Problem:
Entries follow. Return each line that contains the word "NETWORK".

====== Data provided ======

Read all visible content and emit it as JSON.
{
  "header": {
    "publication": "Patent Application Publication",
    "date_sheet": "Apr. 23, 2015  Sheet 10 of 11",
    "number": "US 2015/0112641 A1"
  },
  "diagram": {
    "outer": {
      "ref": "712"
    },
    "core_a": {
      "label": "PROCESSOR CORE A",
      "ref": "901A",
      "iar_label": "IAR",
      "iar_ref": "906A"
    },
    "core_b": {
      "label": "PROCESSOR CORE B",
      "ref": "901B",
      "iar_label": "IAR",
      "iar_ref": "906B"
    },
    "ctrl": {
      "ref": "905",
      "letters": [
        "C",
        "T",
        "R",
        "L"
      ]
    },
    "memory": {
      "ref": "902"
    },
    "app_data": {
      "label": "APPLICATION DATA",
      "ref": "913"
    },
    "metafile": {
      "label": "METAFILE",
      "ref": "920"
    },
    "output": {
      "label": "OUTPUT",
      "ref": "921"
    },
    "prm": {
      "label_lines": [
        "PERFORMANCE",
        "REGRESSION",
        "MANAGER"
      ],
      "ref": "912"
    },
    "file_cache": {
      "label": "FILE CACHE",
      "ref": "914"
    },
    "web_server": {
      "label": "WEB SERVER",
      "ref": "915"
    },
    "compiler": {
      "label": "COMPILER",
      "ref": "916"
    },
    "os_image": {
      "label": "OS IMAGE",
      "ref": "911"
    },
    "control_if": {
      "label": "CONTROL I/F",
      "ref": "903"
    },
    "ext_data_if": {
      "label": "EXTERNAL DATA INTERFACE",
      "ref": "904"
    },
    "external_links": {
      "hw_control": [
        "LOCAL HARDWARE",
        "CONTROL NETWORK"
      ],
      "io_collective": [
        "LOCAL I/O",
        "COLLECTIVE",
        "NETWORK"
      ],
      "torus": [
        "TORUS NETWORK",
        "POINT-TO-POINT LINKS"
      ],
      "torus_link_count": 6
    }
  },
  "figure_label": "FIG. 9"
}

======

Written answer:
        "CONTROL NETWORK"
        "NETWORK"
        "TORUS NETWORK",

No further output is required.